Task to complete >> Pull out each line of the records holding the string "Object".

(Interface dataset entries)
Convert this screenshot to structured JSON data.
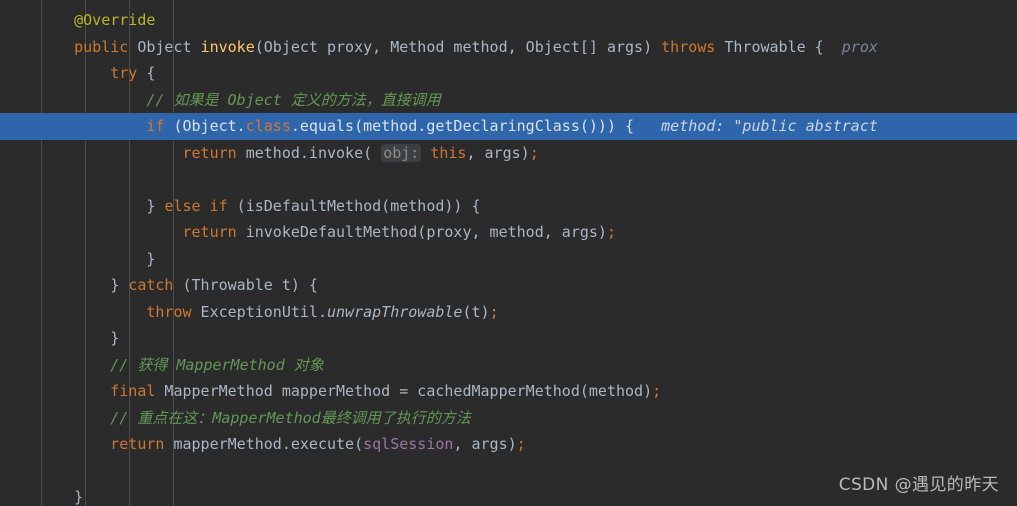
{
  "editor": {
    "theme_background": "#2b2b2b",
    "default_text_color": "#a9b7c6",
    "highlight_color": "#2f65ab",
    "comment_color": "#629755",
    "keyword_color": "#cc7832",
    "annotation_color": "#bbb529",
    "field_color": "#9876aa",
    "method_color": "#ffc66d"
  },
  "code": {
    "lines": [
      {
        "indent": 1,
        "tokens": [
          {
            "t": "@Override",
            "c": "anno"
          }
        ]
      },
      {
        "indent": 1,
        "tokens": [
          {
            "t": "public",
            "c": "kw"
          },
          {
            "t": " ",
            "c": "txt"
          },
          {
            "t": "Object",
            "c": "txt"
          },
          {
            "t": " ",
            "c": "txt"
          },
          {
            "t": "invoke",
            "c": "mth"
          },
          {
            "t": "(Object proxy, Method method, Object[] args) ",
            "c": "txt"
          },
          {
            "t": "throws",
            "c": "kw"
          },
          {
            "t": " Throwable { ",
            "c": "txt"
          },
          {
            "t": " prox",
            "c": "hint"
          }
        ]
      },
      {
        "indent": 2,
        "tokens": [
          {
            "t": "try",
            "c": "kw"
          },
          {
            "t": " {",
            "c": "txt"
          }
        ]
      },
      {
        "indent": 3,
        "tokens": [
          {
            "t": "// 如果是 Object 定义的方法，直接调用",
            "c": "cmt"
          }
        ]
      },
      {
        "indent": 3,
        "highlight": true,
        "tokens": [
          {
            "t": "if",
            "c": "kw"
          },
          {
            "t": " (Object.",
            "c": "txt"
          },
          {
            "t": "class",
            "c": "kw"
          },
          {
            "t": ".equals(method.getDeclaringClass())) {",
            "c": "txt"
          },
          {
            "t": "   method: ",
            "c": "hint"
          },
          {
            "t": "\"public abstract",
            "c": "hint"
          }
        ]
      },
      {
        "indent": 4,
        "tokens": [
          {
            "t": "return",
            "c": "kw"
          },
          {
            "t": " method.invoke( ",
            "c": "txt"
          },
          {
            "t": "obj:",
            "c": "phint"
          },
          {
            "t": " ",
            "c": "txt"
          },
          {
            "t": "this",
            "c": "kw"
          },
          {
            "t": ", args)",
            "c": "txt"
          },
          {
            "t": ";",
            "c": "semi"
          }
        ]
      },
      {
        "indent": 0,
        "tokens": []
      },
      {
        "indent": 3,
        "tokens": [
          {
            "t": "} ",
            "c": "txt"
          },
          {
            "t": "else if",
            "c": "kw"
          },
          {
            "t": " (isDefaultMethod(method)) {",
            "c": "txt"
          }
        ]
      },
      {
        "indent": 4,
        "tokens": [
          {
            "t": "return",
            "c": "kw"
          },
          {
            "t": " invokeDefaultMethod(proxy, method, args)",
            "c": "txt"
          },
          {
            "t": ";",
            "c": "semi"
          }
        ]
      },
      {
        "indent": 3,
        "tokens": [
          {
            "t": "}",
            "c": "txt"
          }
        ]
      },
      {
        "indent": 2,
        "tokens": [
          {
            "t": "} ",
            "c": "txt"
          },
          {
            "t": "catch",
            "c": "kw"
          },
          {
            "t": " (Throwable t) {",
            "c": "txt"
          }
        ]
      },
      {
        "indent": 3,
        "tokens": [
          {
            "t": "throw",
            "c": "kw"
          },
          {
            "t": " ExceptionUtil.",
            "c": "txt"
          },
          {
            "t": "unwrapThrowable",
            "c": "mthi"
          },
          {
            "t": "(t)",
            "c": "txt"
          },
          {
            "t": ";",
            "c": "semi"
          }
        ]
      },
      {
        "indent": 2,
        "tokens": [
          {
            "t": "}",
            "c": "txt"
          }
        ]
      },
      {
        "indent": 2,
        "tokens": [
          {
            "t": "// 获得 MapperMethod 对象",
            "c": "cmt"
          }
        ]
      },
      {
        "indent": 2,
        "tokens": [
          {
            "t": "final",
            "c": "kw"
          },
          {
            "t": " MapperMethod mapperMethod = cachedMapperMethod(method)",
            "c": "txt"
          },
          {
            "t": ";",
            "c": "semi"
          }
        ]
      },
      {
        "indent": 2,
        "tokens": [
          {
            "t": "// 重点在这：MapperMethod最终调用了执行的方法",
            "c": "cmt"
          }
        ]
      },
      {
        "indent": 2,
        "tokens": [
          {
            "t": "return",
            "c": "kw"
          },
          {
            "t": " mapperMethod.execute(",
            "c": "txt"
          },
          {
            "t": "sqlSession",
            "c": "field"
          },
          {
            "t": ", args)",
            "c": "txt"
          },
          {
            "t": ";",
            "c": "semi"
          }
        ]
      },
      {
        "indent": 0,
        "tokens": []
      },
      {
        "indent": 1,
        "tokens": [
          {
            "t": "}",
            "c": "txt"
          }
        ]
      }
    ]
  },
  "watermark": {
    "text": "CSDN @遇见的昨天"
  }
}
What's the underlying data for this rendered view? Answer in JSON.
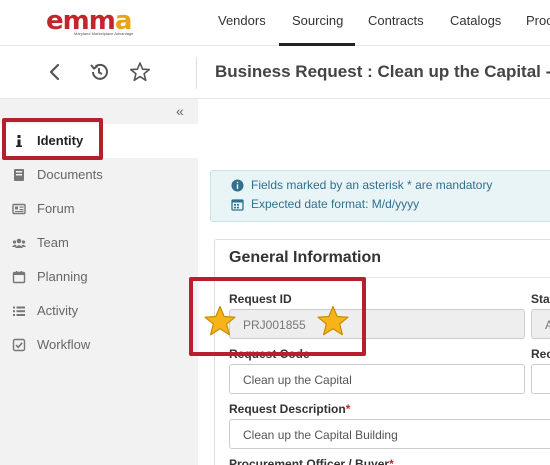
{
  "brand": {
    "logo_letters": [
      "e",
      "mm",
      "a"
    ],
    "logo_tagline": "Maryland Marketplace Advantage",
    "colors": {
      "red": "#c0272d",
      "gold": "#e8a417",
      "alert_blue": "#31708f",
      "highlight": "#b5202e"
    }
  },
  "topnav": {
    "tabs": [
      {
        "label": "Vendors",
        "active": false
      },
      {
        "label": "Sourcing",
        "active": true
      },
      {
        "label": "Contracts",
        "active": false
      },
      {
        "label": "Catalogs",
        "active": false
      },
      {
        "label": "Proc",
        "active": false
      }
    ]
  },
  "toolbar": {
    "icons": [
      "back-arrow-icon",
      "history-icon",
      "star-icon"
    ],
    "title": "Business Request : Clean up the Capital -"
  },
  "sidebar": {
    "collapse_glyph": "«",
    "items": [
      {
        "label": "Identity",
        "icon": "info-icon",
        "active": true
      },
      {
        "label": "Documents",
        "icon": "book-icon",
        "active": false
      },
      {
        "label": "Forum",
        "icon": "newspaper-icon",
        "active": false
      },
      {
        "label": "Team",
        "icon": "users-icon",
        "active": false
      },
      {
        "label": "Planning",
        "icon": "calendar-icon",
        "active": false
      },
      {
        "label": "Activity",
        "icon": "list-icon",
        "active": false
      },
      {
        "label": "Workflow",
        "icon": "checkbox-icon",
        "active": false
      }
    ]
  },
  "notice": {
    "mandatory": "Fields marked by an asterisk * are mandatory",
    "date_format": "Expected date format: M/d/yyyy"
  },
  "general": {
    "title": "General Information",
    "request_id_label": "Request ID",
    "request_id_value": "PRJ001855",
    "status_label": "Stat",
    "status_value": "A",
    "request_code_label": "Request Code",
    "request_code_value": "Clean up the Capital",
    "right_label_2": "Rec",
    "description_label": "Request Description",
    "description_value": "Clean up the Capital Building",
    "officer_label": "Procurement Officer / Buyer",
    "required_mark": "*"
  }
}
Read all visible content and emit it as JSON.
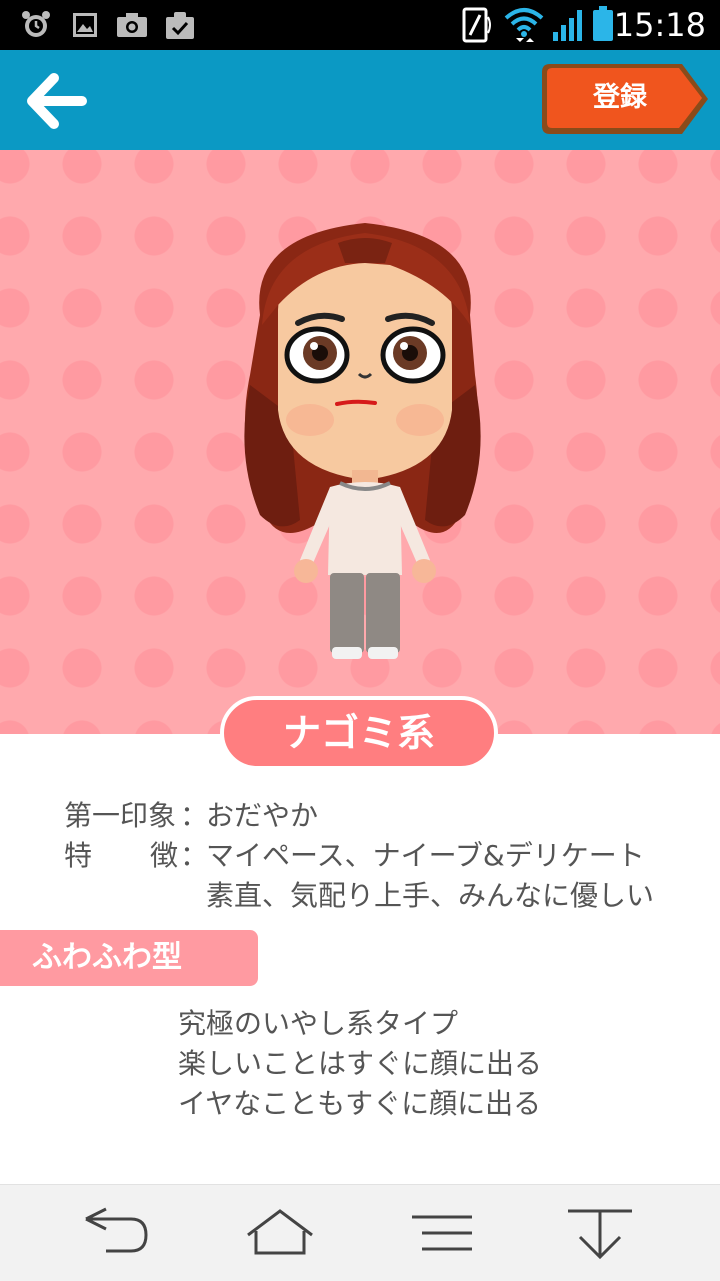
{
  "status_bar": {
    "time": "15:18",
    "icons": [
      "alarm-icon",
      "gallery-icon",
      "camera-icon",
      "task-icon",
      "nfc-icon",
      "wifi-icon",
      "signal-icon",
      "battery-icon"
    ]
  },
  "app_bar": {
    "back_icon": "arrow-left-icon",
    "register_label": "登録",
    "colors": {
      "bar": "#0b99c4",
      "register_button": "#f0551e"
    }
  },
  "type_label": "ナゴミ系",
  "details": {
    "first_impression_label": "第一印象",
    "first_impression_value": "おだやか",
    "features_label_1": "特",
    "features_label_2": "徴",
    "colon": "：",
    "features_line1": "マイペース、ナイーブ&デリケート",
    "features_line2": "素直、気配り上手、みんなに優しい"
  },
  "section": {
    "title": "ふわふわ型",
    "lines": [
      "究極のいやし系タイプ",
      "楽しいことはすぐに顔に出る",
      "イヤなこともすぐに顔に出る"
    ]
  },
  "nav_bar": {
    "icons": [
      "nav-back-icon",
      "nav-home-icon",
      "nav-menu-icon",
      "nav-hide-icon"
    ]
  },
  "colors": {
    "stage_bg": "#ffa9ad",
    "stage_dots": "#ff9aa1",
    "pill": "#ff7e80",
    "text": "#555555"
  }
}
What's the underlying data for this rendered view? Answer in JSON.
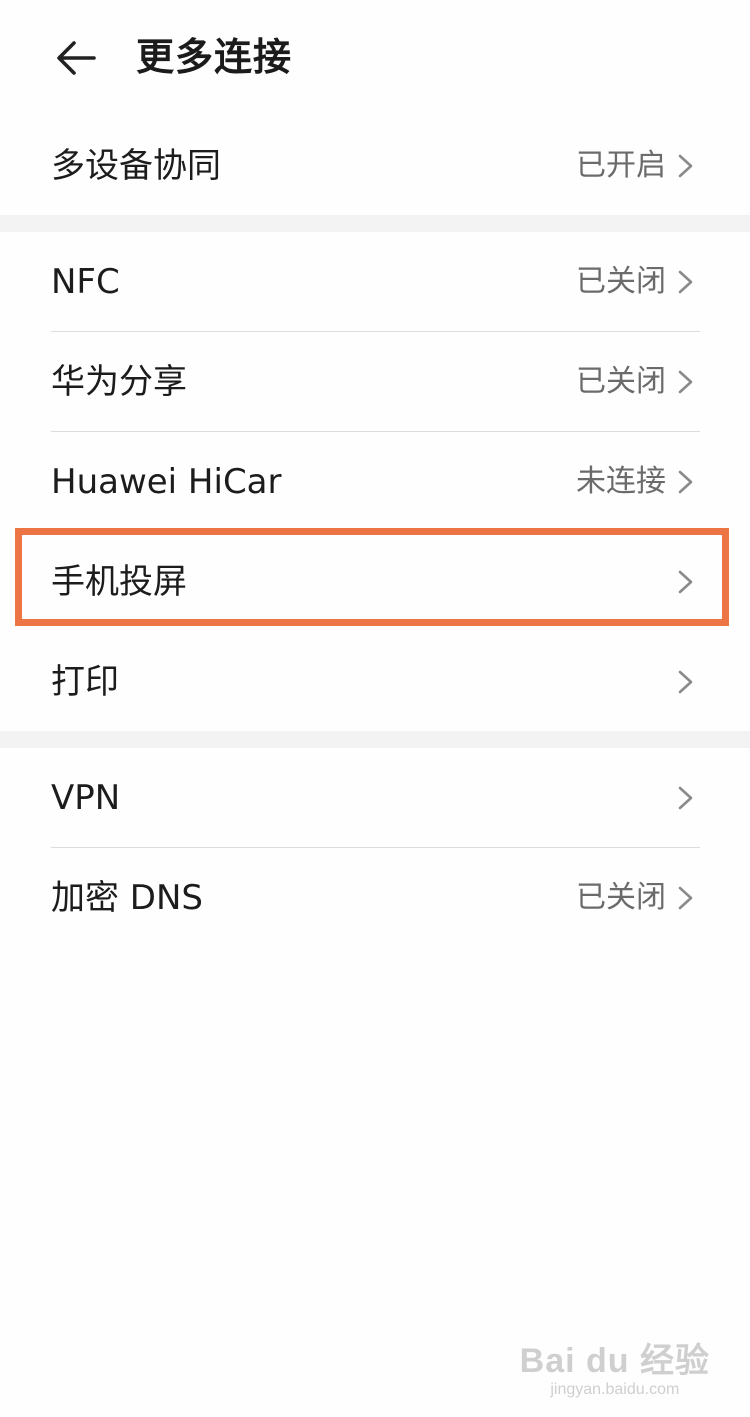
{
  "header": {
    "back_icon": "arrow-left-icon",
    "title": "更多连接"
  },
  "groups": [
    {
      "rows": [
        {
          "label": "多设备协同",
          "status": "已开启"
        }
      ]
    },
    {
      "rows": [
        {
          "label": "NFC",
          "status": "已关闭"
        },
        {
          "label": "华为分享",
          "status": "已关闭"
        },
        {
          "label": "Huawei HiCar",
          "status": "未连接"
        },
        {
          "label": "手机投屏",
          "status": ""
        },
        {
          "label": "打印",
          "status": ""
        }
      ]
    },
    {
      "rows": [
        {
          "label": "VPN",
          "status": ""
        },
        {
          "label": "加密 DNS",
          "status": "已关闭"
        }
      ]
    }
  ],
  "highlight": {
    "color": "#ed7545",
    "target": "手机投屏"
  },
  "watermark": {
    "main": "Bai du 经验",
    "sub": "jingyan.baidu.com"
  },
  "icons": {
    "chevron": "chevron-right-icon"
  }
}
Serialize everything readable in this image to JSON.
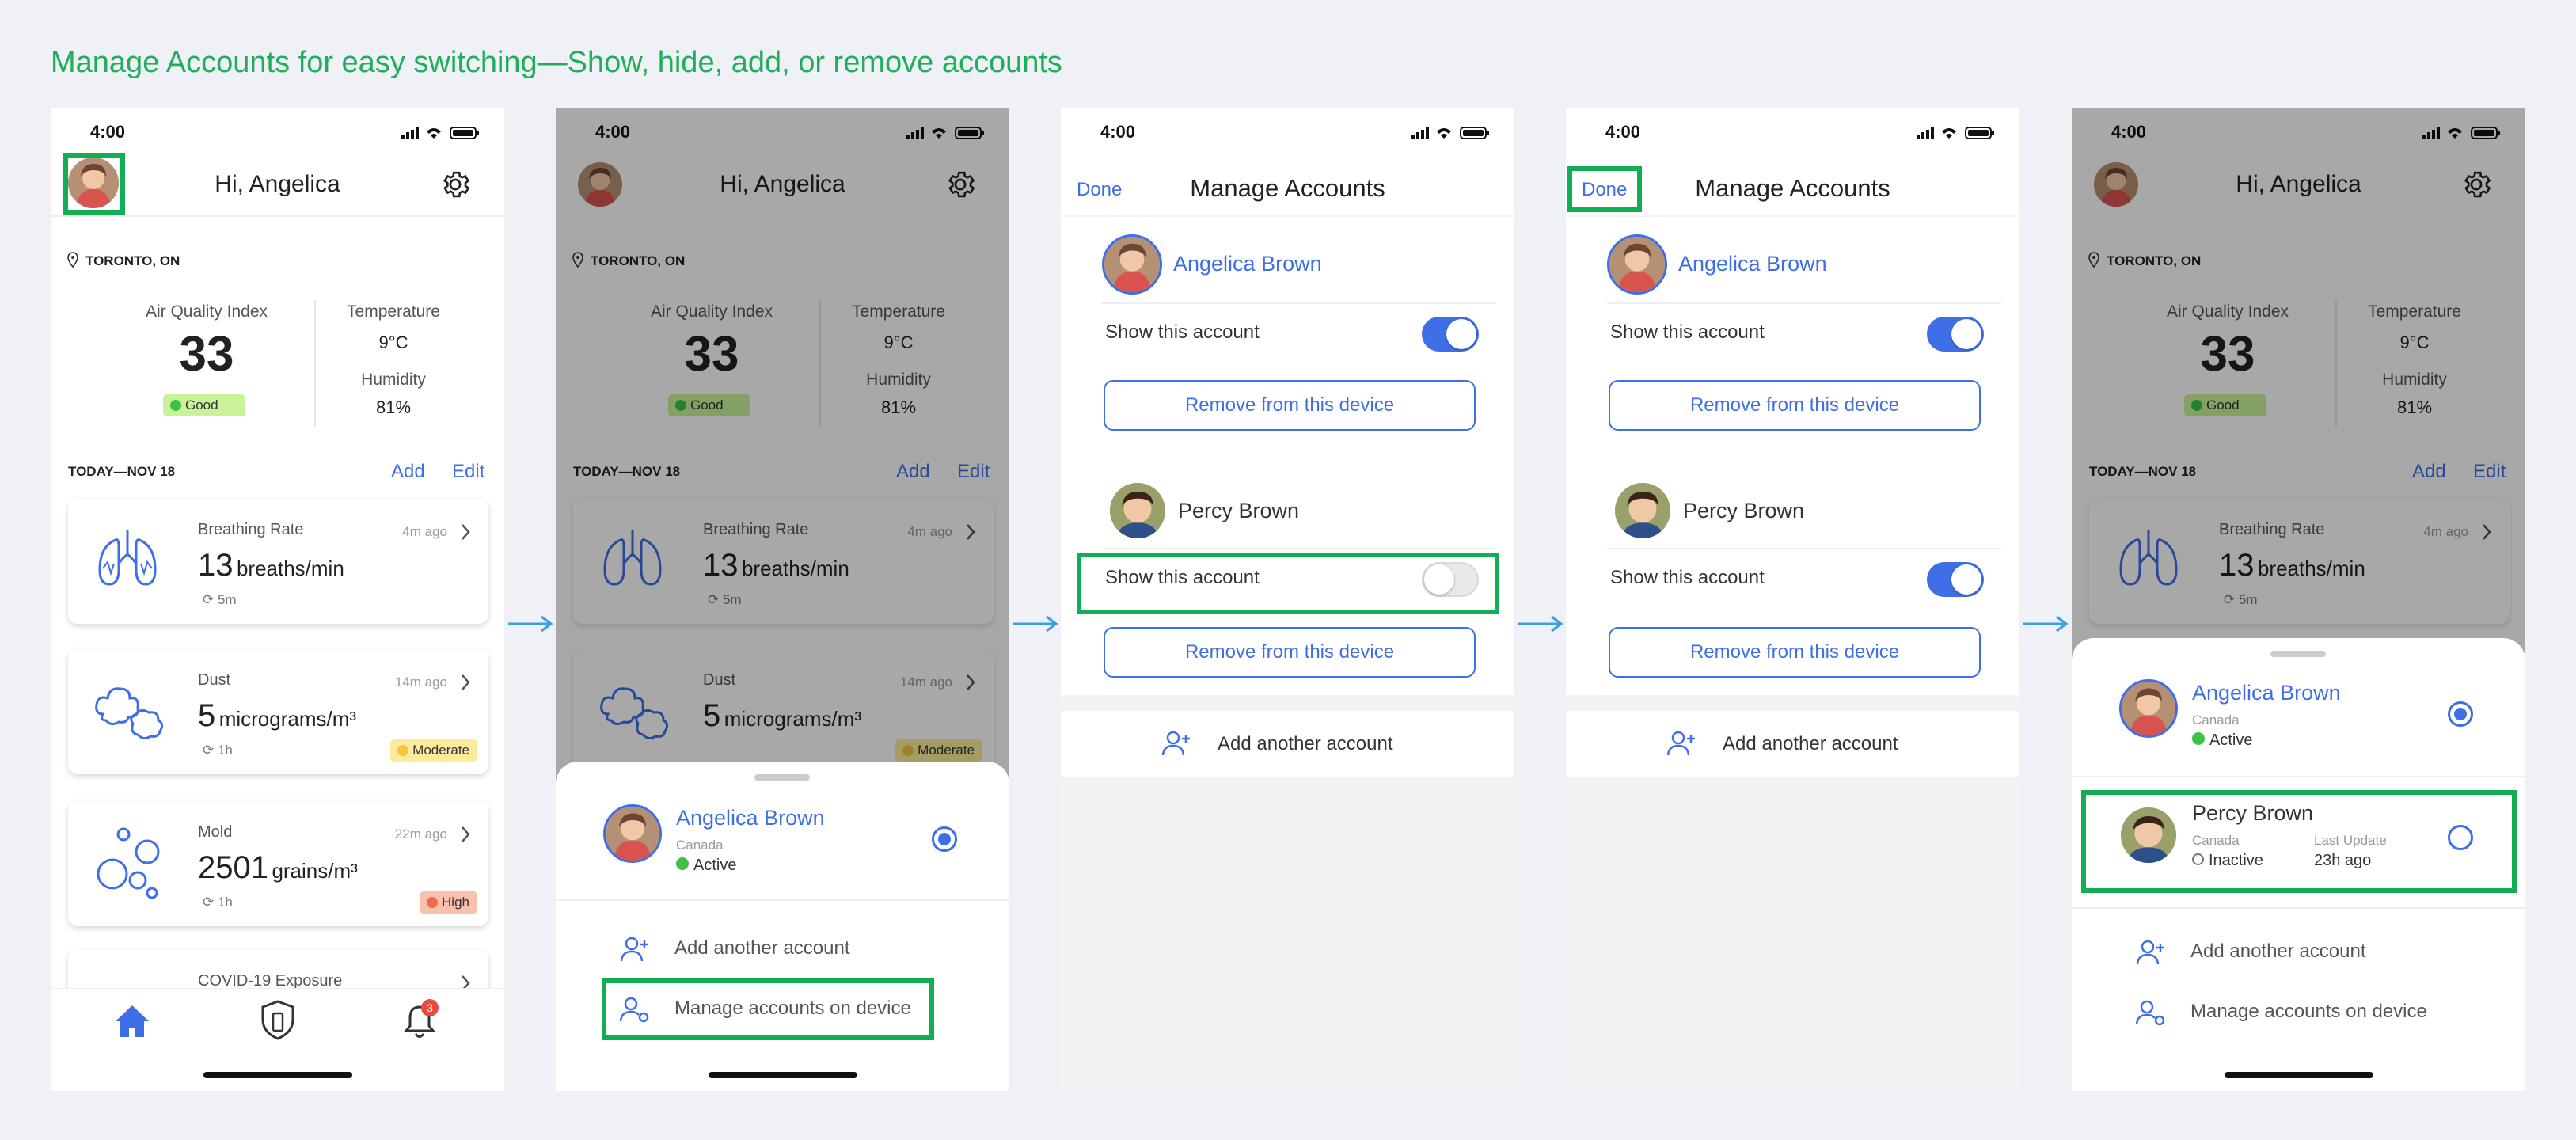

Exercise output >>
            "t": "Object",
            "t": "(Object proxy, Method method, Object[] args) ",
            "t": "// 如果是 Object 定义的方法，直接调用",
            "t": " (Object.",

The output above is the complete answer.